EXTRACTED MATERIAL Start Marker

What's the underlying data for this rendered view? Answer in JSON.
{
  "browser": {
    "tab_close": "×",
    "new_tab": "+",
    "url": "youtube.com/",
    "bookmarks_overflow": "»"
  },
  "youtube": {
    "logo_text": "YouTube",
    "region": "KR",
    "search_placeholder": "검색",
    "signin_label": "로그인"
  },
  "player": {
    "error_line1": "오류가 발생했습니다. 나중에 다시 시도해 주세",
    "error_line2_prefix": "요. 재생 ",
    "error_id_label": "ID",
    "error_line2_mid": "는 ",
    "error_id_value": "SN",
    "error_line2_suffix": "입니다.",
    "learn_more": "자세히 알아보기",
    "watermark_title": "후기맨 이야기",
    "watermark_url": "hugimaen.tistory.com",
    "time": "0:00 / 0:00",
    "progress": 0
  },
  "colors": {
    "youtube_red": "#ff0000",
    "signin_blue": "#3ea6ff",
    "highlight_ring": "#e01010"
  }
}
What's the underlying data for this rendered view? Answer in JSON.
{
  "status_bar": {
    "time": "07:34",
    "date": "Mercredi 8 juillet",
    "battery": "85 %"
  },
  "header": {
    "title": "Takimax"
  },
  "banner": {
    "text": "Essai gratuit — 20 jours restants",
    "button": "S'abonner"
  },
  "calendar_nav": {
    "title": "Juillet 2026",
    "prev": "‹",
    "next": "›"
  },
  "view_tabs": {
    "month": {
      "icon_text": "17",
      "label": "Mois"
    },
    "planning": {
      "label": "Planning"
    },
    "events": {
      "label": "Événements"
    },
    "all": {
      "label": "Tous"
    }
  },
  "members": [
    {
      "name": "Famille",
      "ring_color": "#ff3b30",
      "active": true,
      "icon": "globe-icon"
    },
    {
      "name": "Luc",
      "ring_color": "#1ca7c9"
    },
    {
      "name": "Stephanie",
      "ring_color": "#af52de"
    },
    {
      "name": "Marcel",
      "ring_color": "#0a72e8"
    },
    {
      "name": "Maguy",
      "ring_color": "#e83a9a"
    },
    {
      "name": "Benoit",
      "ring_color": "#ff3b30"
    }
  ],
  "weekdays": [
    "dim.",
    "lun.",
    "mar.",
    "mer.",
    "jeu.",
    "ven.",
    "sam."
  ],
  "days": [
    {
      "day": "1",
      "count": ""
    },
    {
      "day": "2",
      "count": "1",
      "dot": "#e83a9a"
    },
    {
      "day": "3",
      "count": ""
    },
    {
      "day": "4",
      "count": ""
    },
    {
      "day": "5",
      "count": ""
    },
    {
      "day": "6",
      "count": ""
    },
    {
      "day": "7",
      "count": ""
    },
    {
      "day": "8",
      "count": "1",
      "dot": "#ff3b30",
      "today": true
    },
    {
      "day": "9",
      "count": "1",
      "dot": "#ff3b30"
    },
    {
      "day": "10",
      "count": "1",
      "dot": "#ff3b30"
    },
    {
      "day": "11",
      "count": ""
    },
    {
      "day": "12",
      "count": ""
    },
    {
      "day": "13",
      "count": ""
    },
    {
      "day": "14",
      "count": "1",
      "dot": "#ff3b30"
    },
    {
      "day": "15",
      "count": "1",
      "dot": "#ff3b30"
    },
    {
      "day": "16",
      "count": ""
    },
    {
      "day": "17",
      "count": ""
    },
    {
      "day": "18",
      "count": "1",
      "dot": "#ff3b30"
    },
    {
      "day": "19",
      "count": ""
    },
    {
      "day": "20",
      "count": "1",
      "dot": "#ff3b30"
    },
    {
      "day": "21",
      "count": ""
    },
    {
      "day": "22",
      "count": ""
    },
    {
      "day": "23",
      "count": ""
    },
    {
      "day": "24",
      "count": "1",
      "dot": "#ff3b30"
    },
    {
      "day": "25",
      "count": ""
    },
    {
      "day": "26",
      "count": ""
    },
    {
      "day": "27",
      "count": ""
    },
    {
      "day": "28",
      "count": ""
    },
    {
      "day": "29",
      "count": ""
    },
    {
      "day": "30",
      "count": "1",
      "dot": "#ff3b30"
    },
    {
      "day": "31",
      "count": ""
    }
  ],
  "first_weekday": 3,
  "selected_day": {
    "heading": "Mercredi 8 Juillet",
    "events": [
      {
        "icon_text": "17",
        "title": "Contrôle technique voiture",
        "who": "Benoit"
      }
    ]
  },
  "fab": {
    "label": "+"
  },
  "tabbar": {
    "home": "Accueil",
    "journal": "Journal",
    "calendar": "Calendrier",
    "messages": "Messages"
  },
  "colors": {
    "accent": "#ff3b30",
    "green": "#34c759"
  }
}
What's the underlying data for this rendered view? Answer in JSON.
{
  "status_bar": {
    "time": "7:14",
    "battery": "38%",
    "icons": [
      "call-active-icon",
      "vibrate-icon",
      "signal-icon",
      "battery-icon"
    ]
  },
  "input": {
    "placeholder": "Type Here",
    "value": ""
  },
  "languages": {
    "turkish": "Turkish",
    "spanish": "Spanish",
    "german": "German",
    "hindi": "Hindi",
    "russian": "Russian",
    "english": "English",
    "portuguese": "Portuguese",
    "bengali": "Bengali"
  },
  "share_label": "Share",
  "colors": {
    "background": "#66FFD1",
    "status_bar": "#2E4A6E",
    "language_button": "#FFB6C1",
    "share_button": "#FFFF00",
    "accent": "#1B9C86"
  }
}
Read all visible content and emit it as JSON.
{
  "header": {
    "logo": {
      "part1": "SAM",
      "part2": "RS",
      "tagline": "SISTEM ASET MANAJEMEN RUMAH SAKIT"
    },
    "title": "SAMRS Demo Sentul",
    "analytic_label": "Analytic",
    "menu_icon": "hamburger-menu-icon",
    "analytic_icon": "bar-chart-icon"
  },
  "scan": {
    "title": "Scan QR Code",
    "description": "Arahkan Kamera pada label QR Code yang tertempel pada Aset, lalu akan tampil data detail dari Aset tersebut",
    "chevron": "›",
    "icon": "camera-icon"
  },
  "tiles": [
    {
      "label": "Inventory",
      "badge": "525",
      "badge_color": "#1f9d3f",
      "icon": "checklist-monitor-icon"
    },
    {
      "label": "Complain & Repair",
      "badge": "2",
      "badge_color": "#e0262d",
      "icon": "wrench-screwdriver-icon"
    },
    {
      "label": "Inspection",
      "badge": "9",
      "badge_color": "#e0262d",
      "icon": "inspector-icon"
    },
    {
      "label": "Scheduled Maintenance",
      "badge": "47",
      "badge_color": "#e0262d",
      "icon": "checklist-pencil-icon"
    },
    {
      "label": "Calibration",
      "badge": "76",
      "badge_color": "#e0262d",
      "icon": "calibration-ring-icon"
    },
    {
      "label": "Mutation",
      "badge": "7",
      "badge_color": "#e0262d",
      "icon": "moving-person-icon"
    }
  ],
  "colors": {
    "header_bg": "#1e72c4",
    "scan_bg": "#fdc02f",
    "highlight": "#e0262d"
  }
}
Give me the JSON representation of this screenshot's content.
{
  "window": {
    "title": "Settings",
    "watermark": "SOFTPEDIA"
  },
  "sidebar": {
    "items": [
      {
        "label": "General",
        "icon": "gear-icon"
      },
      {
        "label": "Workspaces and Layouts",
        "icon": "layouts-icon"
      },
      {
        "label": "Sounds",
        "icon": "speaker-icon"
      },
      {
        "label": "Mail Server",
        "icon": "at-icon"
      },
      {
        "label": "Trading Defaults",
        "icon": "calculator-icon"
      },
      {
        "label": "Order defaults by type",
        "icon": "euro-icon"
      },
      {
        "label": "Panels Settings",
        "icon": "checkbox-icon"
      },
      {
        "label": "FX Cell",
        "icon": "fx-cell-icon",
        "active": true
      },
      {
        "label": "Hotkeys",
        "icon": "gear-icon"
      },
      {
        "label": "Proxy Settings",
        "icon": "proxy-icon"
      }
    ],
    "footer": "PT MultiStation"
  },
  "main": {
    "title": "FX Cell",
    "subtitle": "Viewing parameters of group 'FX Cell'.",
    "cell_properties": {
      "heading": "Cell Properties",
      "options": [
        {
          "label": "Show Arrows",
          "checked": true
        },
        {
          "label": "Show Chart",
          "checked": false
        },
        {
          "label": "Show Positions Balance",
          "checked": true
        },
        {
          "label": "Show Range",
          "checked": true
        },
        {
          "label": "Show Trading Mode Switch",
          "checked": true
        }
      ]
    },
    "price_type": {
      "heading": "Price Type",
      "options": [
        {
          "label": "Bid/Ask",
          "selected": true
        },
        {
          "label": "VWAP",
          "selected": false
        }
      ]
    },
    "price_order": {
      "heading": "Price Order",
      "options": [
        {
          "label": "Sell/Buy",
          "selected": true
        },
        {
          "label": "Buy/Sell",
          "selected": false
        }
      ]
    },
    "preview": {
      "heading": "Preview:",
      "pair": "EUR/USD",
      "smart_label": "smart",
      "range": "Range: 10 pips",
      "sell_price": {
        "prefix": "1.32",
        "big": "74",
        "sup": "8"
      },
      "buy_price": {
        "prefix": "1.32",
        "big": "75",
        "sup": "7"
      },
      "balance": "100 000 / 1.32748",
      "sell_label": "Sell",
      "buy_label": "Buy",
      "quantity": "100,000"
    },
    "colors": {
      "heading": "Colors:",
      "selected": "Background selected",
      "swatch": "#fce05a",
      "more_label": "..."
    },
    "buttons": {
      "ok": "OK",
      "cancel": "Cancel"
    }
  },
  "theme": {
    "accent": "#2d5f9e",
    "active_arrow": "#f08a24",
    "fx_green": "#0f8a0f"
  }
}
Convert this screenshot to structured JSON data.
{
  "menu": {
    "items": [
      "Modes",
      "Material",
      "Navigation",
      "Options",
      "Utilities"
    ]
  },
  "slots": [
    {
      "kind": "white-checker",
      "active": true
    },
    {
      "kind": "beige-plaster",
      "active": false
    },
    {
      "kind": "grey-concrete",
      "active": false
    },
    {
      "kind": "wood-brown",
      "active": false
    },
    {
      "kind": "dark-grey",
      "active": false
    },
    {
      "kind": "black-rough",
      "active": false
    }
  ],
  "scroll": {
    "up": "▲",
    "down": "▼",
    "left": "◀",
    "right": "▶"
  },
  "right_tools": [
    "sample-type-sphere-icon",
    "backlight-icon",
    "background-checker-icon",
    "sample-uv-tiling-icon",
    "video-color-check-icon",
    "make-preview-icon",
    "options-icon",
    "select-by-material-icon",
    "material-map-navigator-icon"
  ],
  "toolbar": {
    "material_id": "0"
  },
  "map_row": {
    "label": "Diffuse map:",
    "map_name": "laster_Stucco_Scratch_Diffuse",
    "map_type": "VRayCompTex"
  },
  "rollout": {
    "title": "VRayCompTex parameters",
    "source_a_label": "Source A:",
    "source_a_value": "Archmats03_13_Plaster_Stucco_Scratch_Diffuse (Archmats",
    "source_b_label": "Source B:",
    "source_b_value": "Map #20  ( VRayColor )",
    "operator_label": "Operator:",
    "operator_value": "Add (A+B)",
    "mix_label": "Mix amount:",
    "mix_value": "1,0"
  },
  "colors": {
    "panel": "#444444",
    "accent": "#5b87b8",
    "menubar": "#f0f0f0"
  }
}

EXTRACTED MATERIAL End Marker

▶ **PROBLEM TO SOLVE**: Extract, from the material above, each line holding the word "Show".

▶ **ANSWER SPACE**:
          "label": "Show Arrows",
          "label": "Show Chart",
          "label": "Show Positions Balance",
          "label": "Show Range",
          "label": "Show Trading Mode Switch",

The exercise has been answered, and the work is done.